Review: Arcade Fire - Reflektor
2006's Neon Bible was a misfire to some, but it contains two of Arcade Fire’s best tracks so far in ‘No Cars Go’ and ‘Keep the Car Running.’ 2010 saw mainstream acceptance of the Canadian weirdos (I have nothing to back this up with other than some unfortunate promo photos) with the release of their third album The Suburbs. I’m still not quite sure about The Suburbs. It has a grown-up head on its overburdened shoulders and could do with a lighter touch here or there.
Then this year Arcade Fire announced that their fourth album would be produced by James Murphy, of the sorely missed LCD Soundsystem. I proceeded to experience the kind of sweaty nervous excitement that is the sole preserve of an English thirty year-old man in deific love with a 43 year-old overweight man from New York who he's never met before and probably never will thanks to this.
The first product of this union, which is essentially hipster-catnip, was the single ‘Reflektor’ released last month.
Let’s talk about the single ‘Reflektor’ for a while...
‘Reflektor’ is a mixture of subtle funk, louche disco rhythms, something blippy-bloppy in the background that I really fucking love and co-vocalist Régine Chassagne’s almost sickly sweet vocals giving way under the weight of a crashing chorus that holds just enough back to leave you demanding more. It’s 7m34s long but that’s not long enough, as far as I’m concerned this could carry on forever. I breathlessly love ‘Reflektor’ in a way that clouds my critical judgement. In fact there’s a whole album left to review when I eventually get past this opening track. All two discs and 75 minutes of it.
So Reflektor the album then...
James Murphy’s subtle dash of funk gives tracks like ‘We Exist’ and ‘Here Comes the Night Time’ a sexy pulse that, although very new to Arcade Fire, wears them surprisingly well. It helps reign in their more operatic leanings, and provides them with a sturdy base to noodle around. ‘Here Comes the Night Time’ is perhaps the most playful Arcade Fire have ever sounded. Win Butler’s vocals are now much lower in the mix too, which helps to curb some of that Arcade Fire grandiosity.
‘Flashbulb Eyes’ reflects Arcade Fire's recent Jamaican influence at its most obvious, but its more Peaking Lights style futuristic dub, then anything too heavy-handed. I’m looking in your general direction Snoop Dogg. Assuming that is you through the cloud of smoke.
“Do you like rock and roll music?

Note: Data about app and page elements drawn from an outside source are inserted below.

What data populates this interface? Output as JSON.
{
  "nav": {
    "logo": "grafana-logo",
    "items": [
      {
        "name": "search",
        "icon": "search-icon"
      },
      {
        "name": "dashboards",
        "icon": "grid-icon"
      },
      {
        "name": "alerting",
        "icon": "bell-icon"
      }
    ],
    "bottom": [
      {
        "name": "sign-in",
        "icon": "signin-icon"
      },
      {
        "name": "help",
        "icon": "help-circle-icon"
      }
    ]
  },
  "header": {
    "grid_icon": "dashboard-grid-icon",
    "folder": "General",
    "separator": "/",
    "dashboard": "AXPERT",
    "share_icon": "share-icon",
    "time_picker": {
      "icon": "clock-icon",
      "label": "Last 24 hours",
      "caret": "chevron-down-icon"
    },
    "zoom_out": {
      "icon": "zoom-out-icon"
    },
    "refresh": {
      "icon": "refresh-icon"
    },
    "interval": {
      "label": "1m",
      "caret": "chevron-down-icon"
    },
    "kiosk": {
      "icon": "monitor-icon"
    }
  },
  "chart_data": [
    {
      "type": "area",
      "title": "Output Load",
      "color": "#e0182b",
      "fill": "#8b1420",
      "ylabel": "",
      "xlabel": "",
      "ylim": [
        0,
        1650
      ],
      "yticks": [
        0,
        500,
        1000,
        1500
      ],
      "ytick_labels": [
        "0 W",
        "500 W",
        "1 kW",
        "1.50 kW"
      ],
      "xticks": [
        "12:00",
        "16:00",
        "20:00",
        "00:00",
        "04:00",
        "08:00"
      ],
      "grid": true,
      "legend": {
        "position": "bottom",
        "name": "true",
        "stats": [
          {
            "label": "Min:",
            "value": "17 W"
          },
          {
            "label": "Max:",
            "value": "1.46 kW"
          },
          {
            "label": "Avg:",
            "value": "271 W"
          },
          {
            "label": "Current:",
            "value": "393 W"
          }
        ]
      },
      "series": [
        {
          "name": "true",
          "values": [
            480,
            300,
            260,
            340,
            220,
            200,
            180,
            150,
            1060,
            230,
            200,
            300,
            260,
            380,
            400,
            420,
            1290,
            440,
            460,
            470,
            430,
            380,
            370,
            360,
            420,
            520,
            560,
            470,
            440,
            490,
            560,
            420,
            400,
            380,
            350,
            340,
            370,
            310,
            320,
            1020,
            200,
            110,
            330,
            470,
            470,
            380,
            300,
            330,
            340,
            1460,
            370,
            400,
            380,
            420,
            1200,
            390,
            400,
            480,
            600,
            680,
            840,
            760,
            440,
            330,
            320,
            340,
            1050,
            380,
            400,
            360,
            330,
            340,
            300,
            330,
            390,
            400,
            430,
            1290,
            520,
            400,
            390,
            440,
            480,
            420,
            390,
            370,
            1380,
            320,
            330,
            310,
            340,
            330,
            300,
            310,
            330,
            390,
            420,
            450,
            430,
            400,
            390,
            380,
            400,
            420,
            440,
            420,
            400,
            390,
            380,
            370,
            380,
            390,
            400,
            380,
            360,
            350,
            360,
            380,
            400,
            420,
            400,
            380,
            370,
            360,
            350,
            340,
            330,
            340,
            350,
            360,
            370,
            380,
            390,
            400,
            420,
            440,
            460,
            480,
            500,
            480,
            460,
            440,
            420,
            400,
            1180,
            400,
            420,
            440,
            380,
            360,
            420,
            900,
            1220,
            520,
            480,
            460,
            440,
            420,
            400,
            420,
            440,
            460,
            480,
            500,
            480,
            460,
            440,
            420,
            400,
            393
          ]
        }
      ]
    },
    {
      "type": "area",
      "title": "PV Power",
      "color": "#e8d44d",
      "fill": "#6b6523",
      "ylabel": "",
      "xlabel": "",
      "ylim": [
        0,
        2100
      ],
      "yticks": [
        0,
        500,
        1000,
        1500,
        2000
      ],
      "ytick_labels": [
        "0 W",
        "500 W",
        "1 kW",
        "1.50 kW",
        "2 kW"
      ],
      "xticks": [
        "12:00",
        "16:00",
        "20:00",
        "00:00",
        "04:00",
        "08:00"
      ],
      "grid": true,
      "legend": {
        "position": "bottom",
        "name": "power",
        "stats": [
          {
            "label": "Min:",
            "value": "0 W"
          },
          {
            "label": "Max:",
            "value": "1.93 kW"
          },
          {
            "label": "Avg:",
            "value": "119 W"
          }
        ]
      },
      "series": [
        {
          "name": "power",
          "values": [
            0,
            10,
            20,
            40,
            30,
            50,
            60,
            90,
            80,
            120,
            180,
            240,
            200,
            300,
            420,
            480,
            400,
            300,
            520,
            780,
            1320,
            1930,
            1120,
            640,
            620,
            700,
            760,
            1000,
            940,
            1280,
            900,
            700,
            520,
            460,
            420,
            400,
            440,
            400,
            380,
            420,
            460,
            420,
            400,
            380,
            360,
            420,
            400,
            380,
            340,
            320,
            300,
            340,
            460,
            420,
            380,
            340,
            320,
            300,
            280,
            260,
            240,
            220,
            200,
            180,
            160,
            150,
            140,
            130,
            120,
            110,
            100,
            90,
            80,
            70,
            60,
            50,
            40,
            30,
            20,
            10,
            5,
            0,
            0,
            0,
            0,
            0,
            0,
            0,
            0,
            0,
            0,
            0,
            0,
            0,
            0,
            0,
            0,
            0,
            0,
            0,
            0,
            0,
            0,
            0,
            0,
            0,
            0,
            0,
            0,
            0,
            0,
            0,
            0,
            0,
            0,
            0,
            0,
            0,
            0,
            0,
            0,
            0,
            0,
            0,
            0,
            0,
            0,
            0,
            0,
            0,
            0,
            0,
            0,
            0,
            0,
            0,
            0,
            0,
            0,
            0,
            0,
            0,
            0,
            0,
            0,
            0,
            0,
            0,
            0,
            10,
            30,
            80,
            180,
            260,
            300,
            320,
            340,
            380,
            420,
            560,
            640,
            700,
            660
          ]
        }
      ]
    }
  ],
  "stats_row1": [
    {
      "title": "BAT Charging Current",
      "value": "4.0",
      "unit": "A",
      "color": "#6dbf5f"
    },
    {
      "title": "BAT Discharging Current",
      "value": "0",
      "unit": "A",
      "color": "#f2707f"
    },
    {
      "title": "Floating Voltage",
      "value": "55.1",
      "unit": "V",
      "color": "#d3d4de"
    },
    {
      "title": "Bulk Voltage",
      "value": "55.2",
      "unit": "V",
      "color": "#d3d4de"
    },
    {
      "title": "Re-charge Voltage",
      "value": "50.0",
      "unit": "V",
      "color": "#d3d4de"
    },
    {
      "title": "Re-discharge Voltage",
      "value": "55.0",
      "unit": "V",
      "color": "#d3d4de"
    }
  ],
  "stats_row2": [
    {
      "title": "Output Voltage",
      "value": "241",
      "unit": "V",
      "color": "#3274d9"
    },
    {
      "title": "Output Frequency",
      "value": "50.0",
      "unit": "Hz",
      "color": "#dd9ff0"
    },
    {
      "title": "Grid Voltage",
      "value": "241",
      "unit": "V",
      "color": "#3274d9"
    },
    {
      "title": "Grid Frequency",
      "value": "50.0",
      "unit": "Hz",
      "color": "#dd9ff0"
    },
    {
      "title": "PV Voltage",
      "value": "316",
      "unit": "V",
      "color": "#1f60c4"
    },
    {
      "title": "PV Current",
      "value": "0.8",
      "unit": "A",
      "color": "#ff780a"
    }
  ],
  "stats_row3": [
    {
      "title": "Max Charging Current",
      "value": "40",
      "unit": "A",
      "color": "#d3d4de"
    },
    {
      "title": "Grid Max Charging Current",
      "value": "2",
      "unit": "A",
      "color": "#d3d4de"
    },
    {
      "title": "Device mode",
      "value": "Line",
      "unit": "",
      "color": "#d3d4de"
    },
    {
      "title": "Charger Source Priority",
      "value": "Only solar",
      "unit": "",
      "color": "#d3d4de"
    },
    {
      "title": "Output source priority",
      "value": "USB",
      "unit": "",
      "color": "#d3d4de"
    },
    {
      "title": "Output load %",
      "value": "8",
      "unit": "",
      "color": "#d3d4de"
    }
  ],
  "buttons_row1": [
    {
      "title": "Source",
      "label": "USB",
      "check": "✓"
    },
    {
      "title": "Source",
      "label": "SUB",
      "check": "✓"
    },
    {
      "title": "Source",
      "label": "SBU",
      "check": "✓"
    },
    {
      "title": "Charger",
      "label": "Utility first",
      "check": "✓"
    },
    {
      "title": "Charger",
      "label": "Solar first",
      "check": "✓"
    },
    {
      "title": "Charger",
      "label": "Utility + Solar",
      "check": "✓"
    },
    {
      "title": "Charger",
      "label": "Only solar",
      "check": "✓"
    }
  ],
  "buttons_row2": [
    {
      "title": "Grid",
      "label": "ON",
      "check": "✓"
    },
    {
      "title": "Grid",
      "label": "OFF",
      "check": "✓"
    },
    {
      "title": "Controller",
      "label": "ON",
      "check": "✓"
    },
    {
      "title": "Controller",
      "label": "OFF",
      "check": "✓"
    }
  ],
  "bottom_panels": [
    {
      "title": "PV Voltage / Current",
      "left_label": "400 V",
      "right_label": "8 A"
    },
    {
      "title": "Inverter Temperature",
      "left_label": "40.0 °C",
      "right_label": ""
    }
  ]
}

Because I don’t know if I do.” ‘Normal Person’ begins with this note of barely concealed shame, but soon turns into a storming rejection of machismo, MOR and homogeny; everything that rock and roll has become. ‘Joan of Arc’ is a ridiculously dramatic track that takes in a bit of David Bowie glam, eighties power-pop chorus and a beautifully maudlin coda.
Reflektor has its low points though, and most of them appear in the second half. ‘You Already Know’ has the jarring presence of a Jonathan Ross cameo to overcome before you can even attempt to enjoy this surprisingly bog-standard piece of rock and roll, that comes as a hypocritical counterpoint to the previous track, 'Normal Person'.
‘Awful Sound (Oh Eurydice)’ sounds too much like a James Murphy exploration of Vangelis style synths than anything particularly collaborative. Similarly ‘It’s Never Over (Oh Orpheus)’ sounds the most similar to LCD Soundsystem, with chanted, repetitive vocals and electronic sounds adding as much to the melody as the traditional instruments. There's even technically a proper dance track here in 'Afterlife'.
As much as I assumed I would enjoy an Arcade Fire approximation of LCD Soundsystem, it turns out I'm wrong. When the band pushes into this more blatant LCD-esque place they sound as derivative and meandering as a ten year old guitar band pretending to be LCD Soundsystem.
This is only for a few tracks though; thankfully the rest of Reflektor is a dark slice of disco in keeping with their first album 'Funeral' and the best work of Murphy: half in love with the dancefloor and half in love with death.